A week before undas*, we visited the Manila American Cemetery and Memorial at Fort Bonifacio. Not to visit any particular grave — we don’t know anyone who’s buried there — but to take photos. We were supposed to go there a week earlier but it was a little after 5.00 p.m. when we got there and the place was already closed for the day to the public. So, we went back. Early enough to take photos unhurriedly. And the results were very interesting.
We were all looking at the same things. We were all taking photos within a few meters of each other. But what we considered “interesting” subjects and angles varied.
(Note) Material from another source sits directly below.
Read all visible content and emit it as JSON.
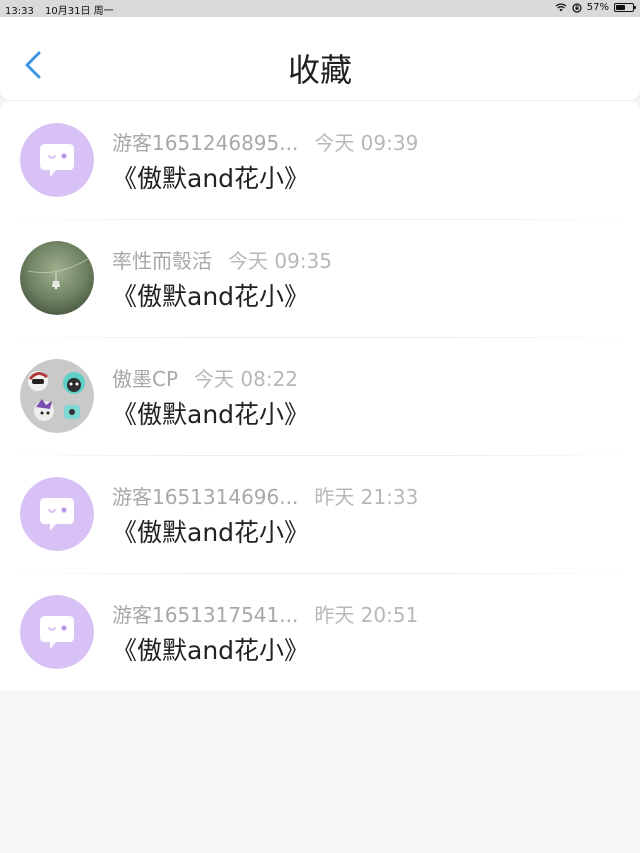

The photos above and next two below were taken by Alex with her Canon PowerShot SX20 IS. I really love the photo above. Perfect symmetry (well, almost), perfect foreground, perfect elevation, perfect background.
In this second photo, I like how Alex isolated one cross beside Sam to serve as the foreground.
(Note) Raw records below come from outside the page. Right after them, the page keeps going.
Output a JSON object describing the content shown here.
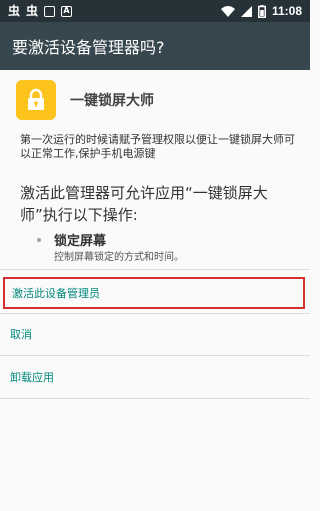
{
  "status_bar": {
    "time": "11:08",
    "notification_icons": [
      "bug-icon",
      "bug-icon",
      "notification-box-icon",
      "notification-a-icon"
    ],
    "notification_glyphs": [
      "虫",
      "虫",
      "",
      "A"
    ],
    "system_icons": [
      "wifi-icon",
      "signal-icon",
      "battery-icon"
    ]
  },
  "app_bar": {
    "title": "要激活设备管理器吗?"
  },
  "app": {
    "icon": "lock-icon",
    "icon_color": "#fcc41c",
    "name": "一键锁屏大师"
  },
  "description": "第一次运行的时候请赋予管理权限以便让一键锁屏大师可以正常工作,保护手机电源键",
  "warning": "激活此管理器可允许应用“一键锁屏大师”执行以下操作:",
  "policies": [
    {
      "title": "锁定屏幕",
      "description": "控制屏幕锁定的方式和时间。"
    }
  ],
  "actions": {
    "activate": "激活此设备管理员",
    "cancel": "取消",
    "uninstall": "卸载应用"
  },
  "colors": {
    "status_bar": "#263238",
    "app_bar": "#37474f",
    "accent": "#00897b",
    "highlight_border": "#d32f2f"
  }
}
Four crosses on the foreground work too.
I took the next three photos. Not very inspired, I must admit. My dSLR was still at the service center at the time getting a good cleaning and I took these photos with the Canon Powershot G10. And I just couldn’t get the right depth of field.
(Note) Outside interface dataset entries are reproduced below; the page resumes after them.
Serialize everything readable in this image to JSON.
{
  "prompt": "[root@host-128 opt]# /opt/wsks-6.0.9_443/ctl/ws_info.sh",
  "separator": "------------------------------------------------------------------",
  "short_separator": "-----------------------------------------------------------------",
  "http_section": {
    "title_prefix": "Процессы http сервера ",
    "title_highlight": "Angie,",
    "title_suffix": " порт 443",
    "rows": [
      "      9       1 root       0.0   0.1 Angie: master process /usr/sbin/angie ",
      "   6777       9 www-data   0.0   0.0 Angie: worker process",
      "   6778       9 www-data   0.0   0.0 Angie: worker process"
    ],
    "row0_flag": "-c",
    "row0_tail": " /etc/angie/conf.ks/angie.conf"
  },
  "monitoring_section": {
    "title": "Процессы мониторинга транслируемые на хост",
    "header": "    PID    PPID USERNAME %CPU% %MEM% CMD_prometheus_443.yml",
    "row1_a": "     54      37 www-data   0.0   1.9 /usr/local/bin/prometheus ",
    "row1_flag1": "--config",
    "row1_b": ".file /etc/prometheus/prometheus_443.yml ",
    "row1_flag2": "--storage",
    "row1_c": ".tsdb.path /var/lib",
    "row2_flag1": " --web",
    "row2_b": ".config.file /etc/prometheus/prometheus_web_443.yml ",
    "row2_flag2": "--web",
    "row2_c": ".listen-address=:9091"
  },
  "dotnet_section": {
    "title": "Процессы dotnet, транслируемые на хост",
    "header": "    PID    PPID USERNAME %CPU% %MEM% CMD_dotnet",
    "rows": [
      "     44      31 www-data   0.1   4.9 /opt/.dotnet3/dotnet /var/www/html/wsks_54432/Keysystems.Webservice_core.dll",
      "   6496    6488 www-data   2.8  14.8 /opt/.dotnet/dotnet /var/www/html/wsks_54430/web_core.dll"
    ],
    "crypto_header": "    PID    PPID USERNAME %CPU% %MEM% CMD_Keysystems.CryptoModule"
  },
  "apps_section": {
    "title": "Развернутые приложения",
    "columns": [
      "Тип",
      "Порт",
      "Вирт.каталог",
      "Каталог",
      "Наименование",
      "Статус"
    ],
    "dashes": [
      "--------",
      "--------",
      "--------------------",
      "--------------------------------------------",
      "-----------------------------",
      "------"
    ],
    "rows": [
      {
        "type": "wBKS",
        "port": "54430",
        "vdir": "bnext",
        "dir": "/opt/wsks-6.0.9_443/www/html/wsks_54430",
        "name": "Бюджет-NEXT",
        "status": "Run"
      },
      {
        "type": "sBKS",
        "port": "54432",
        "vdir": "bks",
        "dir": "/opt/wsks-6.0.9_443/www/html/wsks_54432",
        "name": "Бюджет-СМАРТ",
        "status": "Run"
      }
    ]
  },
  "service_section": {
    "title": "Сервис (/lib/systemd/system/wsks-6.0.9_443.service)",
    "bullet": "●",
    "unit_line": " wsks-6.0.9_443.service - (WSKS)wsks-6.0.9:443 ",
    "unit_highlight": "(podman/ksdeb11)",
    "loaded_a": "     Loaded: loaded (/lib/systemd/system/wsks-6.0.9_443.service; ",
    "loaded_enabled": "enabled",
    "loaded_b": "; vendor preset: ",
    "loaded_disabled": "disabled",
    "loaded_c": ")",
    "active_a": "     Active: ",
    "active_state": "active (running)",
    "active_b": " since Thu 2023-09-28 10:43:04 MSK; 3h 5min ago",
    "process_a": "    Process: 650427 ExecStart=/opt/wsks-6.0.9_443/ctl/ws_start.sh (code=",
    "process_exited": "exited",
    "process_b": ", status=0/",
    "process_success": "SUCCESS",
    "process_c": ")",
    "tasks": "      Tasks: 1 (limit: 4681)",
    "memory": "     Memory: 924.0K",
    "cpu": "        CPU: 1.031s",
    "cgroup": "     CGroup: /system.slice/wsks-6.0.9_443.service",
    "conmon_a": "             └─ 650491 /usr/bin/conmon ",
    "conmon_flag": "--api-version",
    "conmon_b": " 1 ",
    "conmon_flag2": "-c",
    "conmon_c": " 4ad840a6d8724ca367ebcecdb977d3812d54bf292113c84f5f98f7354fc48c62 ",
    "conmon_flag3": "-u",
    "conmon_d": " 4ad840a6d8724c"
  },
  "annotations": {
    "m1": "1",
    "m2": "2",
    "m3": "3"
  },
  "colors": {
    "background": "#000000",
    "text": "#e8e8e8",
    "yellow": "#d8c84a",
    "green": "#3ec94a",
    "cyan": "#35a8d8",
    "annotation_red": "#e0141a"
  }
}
There were a number of Stars of David among the crosses, we wondered if there were any other symbols aside from the Star of David and the cross but found none.
The photo above was… well, I was capturing a reflection of the crosses on the pick-up’s rear.
Some crosses had names on them…
… others didn’t. The photo above and next three below were taken by Speedy with his Olympus Stylus 720SW.
Most of the photos that Speedy took feature the large old trees that dotted the landscape of white crosses.
Then, Sam’s photos taken with her Canon EOS 350D and a Sigma 24-70mm F2.8 EX DG lens.
Playful, as usual. Shadows. Alex’s, mine and Sam’s.
It’s like looking at truth from different perspectives. And it does make one wonder if there is such a thing as objective truth or whether truth is, like everything else, a mere interpretation of what we perceive through our senses and how our minds sort out and arrange those perceptions to come up with our version of the truth.
More photos with live people in them?
In alphabetical order…
Moi. The sun was in my eyes. So, I was squinting.
*Note: For non-Filipinos, undas means Day of the Dead. In the Philippines, it is celebrated on November 1, All Saints’ Day, and is followed by All Souls’ Day on November 2.